[Opening Data under study section]
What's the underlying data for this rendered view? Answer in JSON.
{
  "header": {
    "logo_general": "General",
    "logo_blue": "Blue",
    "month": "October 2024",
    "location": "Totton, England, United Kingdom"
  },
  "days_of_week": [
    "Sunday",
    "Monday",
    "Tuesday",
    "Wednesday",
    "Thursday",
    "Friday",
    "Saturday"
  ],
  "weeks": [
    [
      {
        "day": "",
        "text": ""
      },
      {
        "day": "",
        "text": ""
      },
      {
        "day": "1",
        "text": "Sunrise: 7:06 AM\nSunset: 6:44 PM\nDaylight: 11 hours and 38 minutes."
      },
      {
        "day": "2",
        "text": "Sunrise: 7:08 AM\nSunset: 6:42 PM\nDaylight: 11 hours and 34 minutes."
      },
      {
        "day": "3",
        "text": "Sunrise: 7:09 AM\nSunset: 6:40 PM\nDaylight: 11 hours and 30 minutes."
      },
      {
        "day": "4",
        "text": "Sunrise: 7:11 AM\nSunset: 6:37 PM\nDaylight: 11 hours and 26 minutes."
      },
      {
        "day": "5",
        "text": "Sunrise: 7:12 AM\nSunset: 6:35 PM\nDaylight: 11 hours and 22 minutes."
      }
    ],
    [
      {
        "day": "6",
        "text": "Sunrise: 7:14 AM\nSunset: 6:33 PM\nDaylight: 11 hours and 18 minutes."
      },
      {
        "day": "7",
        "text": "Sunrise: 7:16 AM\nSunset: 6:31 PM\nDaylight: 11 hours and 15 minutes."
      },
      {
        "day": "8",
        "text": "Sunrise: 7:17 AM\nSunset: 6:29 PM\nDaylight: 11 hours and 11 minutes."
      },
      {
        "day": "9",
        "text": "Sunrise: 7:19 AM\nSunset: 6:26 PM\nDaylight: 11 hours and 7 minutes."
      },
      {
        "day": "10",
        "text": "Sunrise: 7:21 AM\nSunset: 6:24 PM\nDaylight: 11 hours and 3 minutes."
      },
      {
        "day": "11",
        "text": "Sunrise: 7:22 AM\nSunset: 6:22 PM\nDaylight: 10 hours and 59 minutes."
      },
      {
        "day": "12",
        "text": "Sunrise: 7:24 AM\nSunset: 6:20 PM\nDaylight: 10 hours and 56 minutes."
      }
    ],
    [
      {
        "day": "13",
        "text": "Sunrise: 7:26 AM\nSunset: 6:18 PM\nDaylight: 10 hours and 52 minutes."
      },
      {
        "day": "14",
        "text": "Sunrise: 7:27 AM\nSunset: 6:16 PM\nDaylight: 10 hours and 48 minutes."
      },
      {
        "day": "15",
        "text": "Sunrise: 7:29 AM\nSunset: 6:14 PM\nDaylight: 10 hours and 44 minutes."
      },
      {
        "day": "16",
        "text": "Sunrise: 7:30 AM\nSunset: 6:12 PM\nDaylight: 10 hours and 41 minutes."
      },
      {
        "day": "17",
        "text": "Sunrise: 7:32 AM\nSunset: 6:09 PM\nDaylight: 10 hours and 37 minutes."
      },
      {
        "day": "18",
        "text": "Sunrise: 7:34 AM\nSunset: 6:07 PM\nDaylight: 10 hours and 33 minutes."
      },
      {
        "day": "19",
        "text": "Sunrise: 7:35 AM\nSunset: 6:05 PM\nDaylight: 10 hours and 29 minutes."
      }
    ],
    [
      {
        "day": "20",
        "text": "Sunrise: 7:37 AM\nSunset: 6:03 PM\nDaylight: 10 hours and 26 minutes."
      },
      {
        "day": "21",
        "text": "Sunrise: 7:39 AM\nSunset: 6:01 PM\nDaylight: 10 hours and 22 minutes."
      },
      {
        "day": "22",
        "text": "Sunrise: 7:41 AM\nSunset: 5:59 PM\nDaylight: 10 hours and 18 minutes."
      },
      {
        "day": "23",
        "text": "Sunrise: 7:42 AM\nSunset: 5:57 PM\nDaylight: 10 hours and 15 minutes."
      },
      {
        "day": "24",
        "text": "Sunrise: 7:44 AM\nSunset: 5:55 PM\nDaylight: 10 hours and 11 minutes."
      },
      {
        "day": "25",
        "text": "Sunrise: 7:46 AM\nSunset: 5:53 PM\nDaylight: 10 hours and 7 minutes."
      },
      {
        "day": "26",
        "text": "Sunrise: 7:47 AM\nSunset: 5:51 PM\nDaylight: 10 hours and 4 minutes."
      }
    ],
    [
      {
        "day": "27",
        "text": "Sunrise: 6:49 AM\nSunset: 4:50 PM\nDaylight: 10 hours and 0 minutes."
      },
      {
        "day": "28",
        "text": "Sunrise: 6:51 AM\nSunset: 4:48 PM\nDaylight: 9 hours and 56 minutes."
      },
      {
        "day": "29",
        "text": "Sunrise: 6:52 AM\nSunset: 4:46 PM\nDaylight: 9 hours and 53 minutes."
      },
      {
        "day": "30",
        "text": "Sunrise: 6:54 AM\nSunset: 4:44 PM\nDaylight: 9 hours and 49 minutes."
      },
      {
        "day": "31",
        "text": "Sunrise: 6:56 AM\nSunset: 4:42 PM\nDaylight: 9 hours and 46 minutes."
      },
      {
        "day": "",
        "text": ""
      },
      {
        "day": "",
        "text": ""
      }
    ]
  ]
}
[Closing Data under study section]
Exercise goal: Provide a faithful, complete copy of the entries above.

Solution to this problem:
What's the underlying data for this rendered view? Answer in JSON.
{
  "header": {
    "logo_general": "General",
    "logo_blue": "Blue",
    "month": "October 2024",
    "location": "Totton, England, United Kingdom"
  },
  "days_of_week": [
    "Sunday",
    "Monday",
    "Tuesday",
    "Wednesday",
    "Thursday",
    "Friday",
    "Saturday"
  ],
  "weeks": [
    [
      {
        "day": "",
        "text": ""
      },
      {
        "day": "",
        "text": ""
      },
      {
        "day": "1",
        "text": "Sunrise: 7:06 AM\nSunset: 6:44 PM\nDaylight: 11 hours and 38 minutes."
      },
      {
        "day": "2",
        "text": "Sunrise: 7:08 AM\nSunset: 6:42 PM\nDaylight: 11 hours and 34 minutes."
      },
      {
        "day": "3",
        "text": "Sunrise: 7:09 AM\nSunset: 6:40 PM\nDaylight: 11 hours and 30 minutes."
      },
      {
        "day": "4",
        "text": "Sunrise: 7:11 AM\nSunset: 6:37 PM\nDaylight: 11 hours and 26 minutes."
      },
      {
        "day": "5",
        "text": "Sunrise: 7:12 AM\nSunset: 6:35 PM\nDaylight: 11 hours and 22 minutes."
      }
    ],
    [
      {
        "day": "6",
        "text": "Sunrise: 7:14 AM\nSunset: 6:33 PM\nDaylight: 11 hours and 18 minutes."
      },
      {
        "day": "7",
        "text": "Sunrise: 7:16 AM\nSunset: 6:31 PM\nDaylight: 11 hours and 15 minutes."
      },
      {
        "day": "8",
        "text": "Sunrise: 7:17 AM\nSunset: 6:29 PM\nDaylight: 11 hours and 11 minutes."
      },
      {
        "day": "9",
        "text": "Sunrise: 7:19 AM\nSunset: 6:26 PM\nDaylight: 11 hours and 7 minutes."
      },
      {
        "day": "10",
        "text": "Sunrise: 7:21 AM\nSunset: 6:24 PM\nDaylight: 11 hours and 3 minutes."
      },
      {
        "day": "11",
        "text": "Sunrise: 7:22 AM\nSunset: 6:22 PM\nDaylight: 10 hours and 59 minutes."
      },
      {
        "day": "12",
        "text": "Sunrise: 7:24 AM\nSunset: 6:20 PM\nDaylight: 10 hours and 56 minutes."
      }
    ],
    [
      {
        "day": "13",
        "text": "Sunrise: 7:26 AM\nSunset: 6:18 PM\nDaylight: 10 hours and 52 minutes."
      },
      {
        "day": "14",
        "text": "Sunrise: 7:27 AM\nSunset: 6:16 PM\nDaylight: 10 hours and 48 minutes."
      },
      {
        "day": "15",
        "text": "Sunrise: 7:29 AM\nSunset: 6:14 PM\nDaylight: 10 hours and 44 minutes."
      },
      {
        "day": "16",
        "text": "Sunrise: 7:30 AM\nSunset: 6:12 PM\nDaylight: 10 hours and 41 minutes."
      },
      {
        "day": "17",
        "text": "Sunrise: 7:32 AM\nSunset: 6:09 PM\nDaylight: 10 hours and 37 minutes."
      },
      {
        "day": "18",
        "text": "Sunrise: 7:34 AM\nSunset: 6:07 PM\nDaylight: 10 hours and 33 minutes."
      },
      {
        "day": "19",
        "text": "Sunrise: 7:35 AM\nSunset: 6:05 PM\nDaylight: 10 hours and 29 minutes."
      }
    ],
    [
      {
        "day": "20",
        "text": "Sunrise: 7:37 AM\nSunset: 6:03 PM\nDaylight: 10 hours and 26 minutes."
      },
      {
        "day": "21",
        "text": "Sunrise: 7:39 AM\nSunset: 6:01 PM\nDaylight: 10 hours and 22 minutes."
      },
      {
        "day": "22",
        "text": "Sunrise: 7:41 AM\nSunset: 5:59 PM\nDaylight: 10 hours and 18 minutes."
      },
      {
        "day": "23",
        "text": "Sunrise: 7:42 AM\nSunset: 5:57 PM\nDaylight: 10 hours and 15 minutes."
      },
      {
        "day": "24",
        "text": "Sunrise: 7:44 AM\nSunset: 5:55 PM\nDaylight: 10 hours and 11 minutes."
      },
      {
        "day": "25",
        "text": "Sunrise: 7:46 AM\nSunset: 5:53 PM\nDaylight: 10 hours and 7 minutes."
      },
      {
        "day": "26",
        "text": "Sunrise: 7:47 AM\nSunset: 5:51 PM\nDaylight: 10 hours and 4 minutes."
      }
    ],
    [
      {
        "day": "27",
        "text": "Sunrise: 6:49 AM\nSunset: 4:50 PM\nDaylight: 10 hours and 0 minutes."
      },
      {
        "day": "28",
        "text": "Sunrise: 6:51 AM\nSunset: 4:48 PM\nDaylight: 9 hours and 56 minutes."
      },
      {
        "day": "29",
        "text": "Sunrise: 6:52 AM\nSunset: 4:46 PM\nDaylight: 9 hours and 53 minutes."
      },
      {
        "day": "30",
        "text": "Sunrise: 6:54 AM\nSunset: 4:44 PM\nDaylight: 9 hours and 49 minutes."
      },
      {
        "day": "31",
        "text": "Sunrise: 6:56 AM\nSunset: 4:42 PM\nDaylight: 9 hours and 46 minutes."
      },
      {
        "day": "",
        "text": ""
      },
      {
        "day": "",
        "text": ""
      }
    ]
  ]
}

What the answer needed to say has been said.